BREAKING

One Year, Six Months Later, Only 4 Homes Completed Under EnVision Tomorrow Program

Government Published On February 25, 2021 05:11 AM
Kyle Murphy | February 25, 2021 05:11:41 AM

By GETTY IMAGES

It's been roughly a year and six months since commencement of work for the EnVision Tomorrow Program —  designed to assist homeowners and landlords whose properties were heavily damaged by the 2017 hurricanes — was announced during a press conference by Governor Albert Bryan and V.I. Housing Finance Authority Executive Director Daryl Griffith. 

Since that time, however, the $220 million program, whose goal is to complete 1,000 homes by 2025, has only completed four homes, and residents have been registering mounting complaints against V.I.H.F.A., protesting the authority's lack of responses and seemingly unmanned telephone number that is supposed to help Virgin Islanders.

On Tuesday, senators expressed exacerbation with V.I.F.H.A. on the EnVision Tomorrow program during a Committee on Disaster Recovery and Infrastructure hearing.

Mr. Griffith bemoaned the measly figure. “It’s not the number [4 houses)] we want. We want to repair more homes; we did 1,600 under STEP (Sheltering & Temporary Essential Power Program) and were going to do 700-800 underneath Envision. There is no doubt it is not moving as fast as we want.” Previously, when Mr. Griffith was before the Senate in September, the goal was to complete 1,000 homes.

Mr. Griffith, asked by Senator Franklin Johnson how many homes would be completed between now and June, did not answer the question directly, but said 14 homes were under construction and that V.I.H.F.A. would issue twenty-two bids to contractors this month, with another fifty set to go out in March, and twenty-four in both April and May. Giving a best-case scenario, by June, Griffith said V.I.H.F.A. will have started construction on over 114 homes, but completion depends on severity of damage, he added.

Senate President Donna Frett Gregory brought up the issue of V.I.H.F.A. not responding to applicants. “We received several complaints that folks are not hearing back from your office. There is no one answering the phone and people are not getting back to these property owners.
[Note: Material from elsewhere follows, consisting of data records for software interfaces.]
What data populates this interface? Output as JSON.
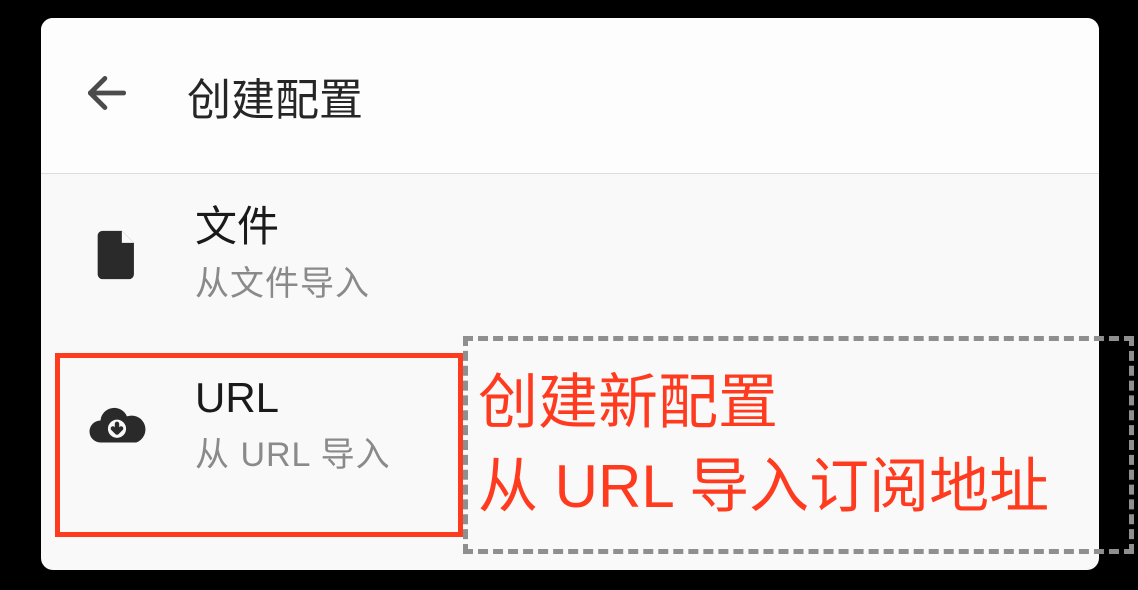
{
  "header": {
    "title": "创建配置"
  },
  "items": [
    {
      "title": "文件",
      "subtitle": "从文件导入"
    },
    {
      "title": "URL",
      "subtitle": "从 URL 导入"
    }
  ],
  "annotation": {
    "line1": "创建新配置",
    "line2": "从 URL 导入订阅地址"
  }
}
There is a whole level of frustration that is occurring.”

Ms. Frett-Gregory also asked Mr. Griffith how he measures accountability and progress with his employees relative to the EnVision Tomorrow Program. Mr. Griffith said he would "phone a friend," referencing the once-popular game show, Who Wants to be a Millionaire, and called on David Martin, V.I.H.F.A.'s chief disaster recovery officer, to provide the information.

Sidestepping the question, Mr. Martin said, "My expectations are that those would get turned around as soon as possible." Ms. Frett-Gregory was not satisfied. "Let's stay on my question," she interjected. The senator was seeking to understand why it has been taking painstakingly long for V.I.H.F.A. to get back to homeowners who had applied for the program. "What's the turnaround time?" Ms. Frett-Gregory pressed. Mr. Martin said the turnaround should be "immediate", a response that goes contrary to the litany of complaints from residents.

"What needs to happen since it's clear that you have not established with your team what the expectations are, you should be saying the turnaround time is X, and Y, and you should be monitoring that. You should be able to tell me we're having challenges because of.... not it's a case-by-case," situation, Ms. Frett-Gregory said. 

Moments later, Mr. Griffith was asked when was the last time he appeared before the Senate, to which he responded, "I feel like I live here." Ms. Frett-Gregory fired back: "Yes, you live here but we're still getting the same responses."

Elsewhere, a letter being sent to applicants from V.I.H.F.A. advising of disapproval of application because of duplicate benefit, appears carelessly put together, does not include an official V.I. Housing Finance Authority letterhead, and does not include a telephone number that applicants could call. The letter advises applicants who have received federal funding as little as $668.02 for home damage related to the 2017 storms, that they were disqualified from the EnVision Tomorrow program. Property tax delinquency also disqualifies applicants, as well as potential disqualification based on environmental review of a location. If a home is in a flood zone, for example, an applicant would be disqualified.

In total, the Envision Tomorrow program has currently fourteen homes under construction: nine on St. Croix and five in St. Thomas. The four completed homes are all on St. Croix. Out of a pool of 790 homeowners who are in the program, 423 applications are currently pending duplication of benefits review, while 85 have property tax issues. 

Senator Alma Francis Heyliger suggested that having individuals who are better suited for leadership jobs in various government arms would yield more fruitful results. "Just listening this afternoon to testimony as it relates to contracts, change orders and a variety of things of that sort, as an individual I sit here and I wonder, maybe if we stop sending in chihuahuas to negotiate with pit bulls, we might do a little bit better," she said.

 

Get the latest news straight to your phone with the VI Consortium app.

9 Comments